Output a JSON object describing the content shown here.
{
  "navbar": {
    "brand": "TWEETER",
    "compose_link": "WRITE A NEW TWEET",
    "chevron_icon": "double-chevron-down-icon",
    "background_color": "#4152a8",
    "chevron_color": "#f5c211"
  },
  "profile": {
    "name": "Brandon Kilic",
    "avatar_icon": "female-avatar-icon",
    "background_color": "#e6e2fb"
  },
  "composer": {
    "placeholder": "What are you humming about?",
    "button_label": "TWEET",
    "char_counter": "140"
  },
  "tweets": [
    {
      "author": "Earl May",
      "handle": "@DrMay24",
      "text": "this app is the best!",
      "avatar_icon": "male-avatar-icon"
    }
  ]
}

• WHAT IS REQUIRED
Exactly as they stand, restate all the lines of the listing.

• RESULT
Output a JSON object describing the content shown here.
{
  "navbar": {
    "brand": "TWEETER",
    "compose_link": "WRITE A NEW TWEET",
    "chevron_icon": "double-chevron-down-icon",
    "background_color": "#4152a8",
    "chevron_color": "#f5c211"
  },
  "profile": {
    "name": "Brandon Kilic",
    "avatar_icon": "female-avatar-icon",
    "background_color": "#e6e2fb"
  },
  "composer": {
    "placeholder": "What are you humming about?",
    "button_label": "TWEET",
    "char_counter": "140"
  },
  "tweets": [
    {
      "author": "Earl May",
      "handle": "@DrMay24",
      "text": "this app is the best!",
      "avatar_icon": "male-avatar-icon"
    }
  ]
}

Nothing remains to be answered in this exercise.